**Assignment**
Write out the listing below without alteration, omitting its pictures.

**Provided records**
◆ ◆ ◆ ◆ ◆ ◆ ◆

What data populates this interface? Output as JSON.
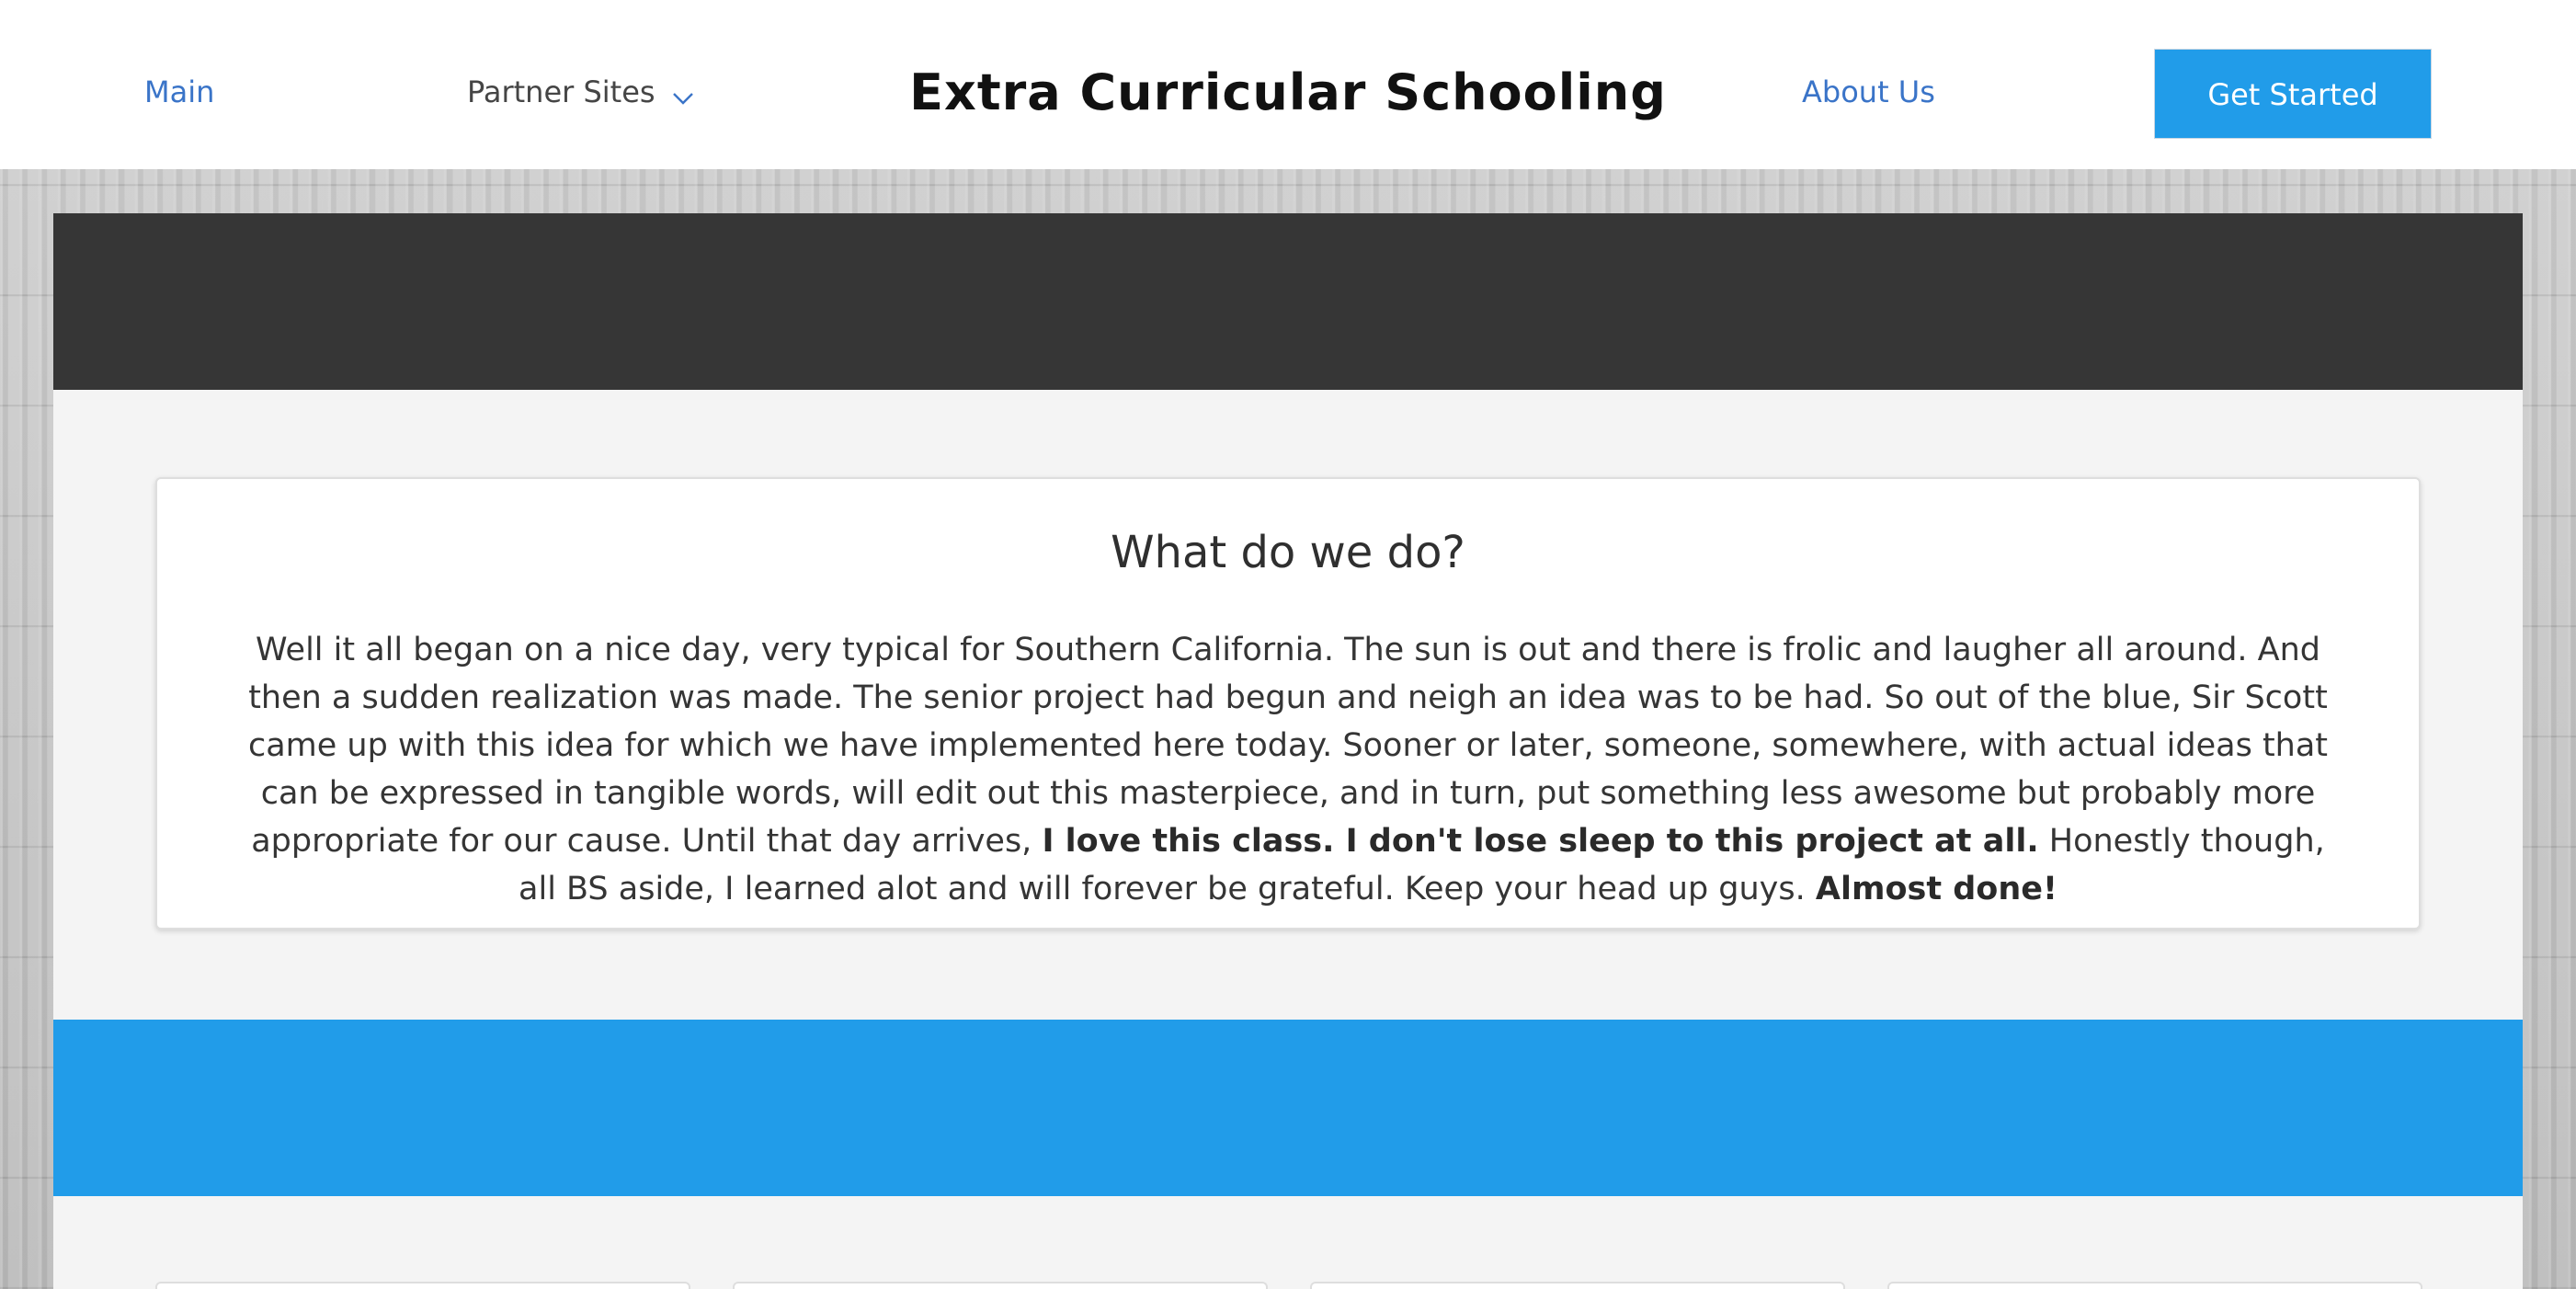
{
  "header": {
    "nav": {
      "main": "Main",
      "partner_sites": "Partner Sites",
      "about_us": "About Us"
    },
    "site_title": "Extra Curricular Schooling",
    "cta_label": "Get Started"
  },
  "card": {
    "title": "What do we do?",
    "paragraph": {
      "part1": "Well it all began on a nice day, very typical for Southern California. The sun is out and there is frolic and laugher all around. And then a sudden realization was made. The senior project had begun and neigh an idea was to be had. So out of the blue, Sir Scott came up with this idea for which we have implemented here today. Sooner or later, someone, somewhere, with actual ideas that can be expressed in tangible words, will edit out this masterpiece, and in turn, put something less awesome but probably more appropriate for our cause. Until that day arrives, ",
      "bold1": "I love this class. I don't lose sleep to this project at all.",
      "part2": " Honestly though, all BS aside, I learned alot and will forever be grateful. Keep your head up guys. ",
      "bold2": "Almost done!"
    }
  },
  "icons": {
    "partner_sites_dropdown": "chevron-down-icon"
  },
  "colors": {
    "accent_blue": "#219ce9",
    "nav_link_blue": "#3a74c8",
    "dark_band": "#363636",
    "column_bg": "#f4f4f4"
  }
}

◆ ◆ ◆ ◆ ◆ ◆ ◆

**Exercise solution**
What data populates this interface? Output as JSON.
{
  "header": {
    "nav": {
      "main": "Main",
      "partner_sites": "Partner Sites",
      "about_us": "About Us"
    },
    "site_title": "Extra Curricular Schooling",
    "cta_label": "Get Started"
  },
  "card": {
    "title": "What do we do?",
    "paragraph": {
      "part1": "Well it all began on a nice day, very typical for Southern California. The sun is out and there is frolic and laugher all around. And then a sudden realization was made. The senior project had begun and neigh an idea was to be had. So out of the blue, Sir Scott came up with this idea for which we have implemented here today. Sooner or later, someone, somewhere, with actual ideas that can be expressed in tangible words, will edit out this masterpiece, and in turn, put something less awesome but probably more appropriate for our cause. Until that day arrives, ",
      "bold1": "I love this class. I don't lose sleep to this project at all.",
      "part2": " Honestly though, all BS aside, I learned alot and will forever be grateful. Keep your head up guys. ",
      "bold2": "Almost done!"
    }
  },
  "icons": {
    "partner_sites_dropdown": "chevron-down-icon"
  },
  "colors": {
    "accent_blue": "#219ce9",
    "nav_link_blue": "#3a74c8",
    "dark_band": "#363636",
    "column_bg": "#f4f4f4"
  }
}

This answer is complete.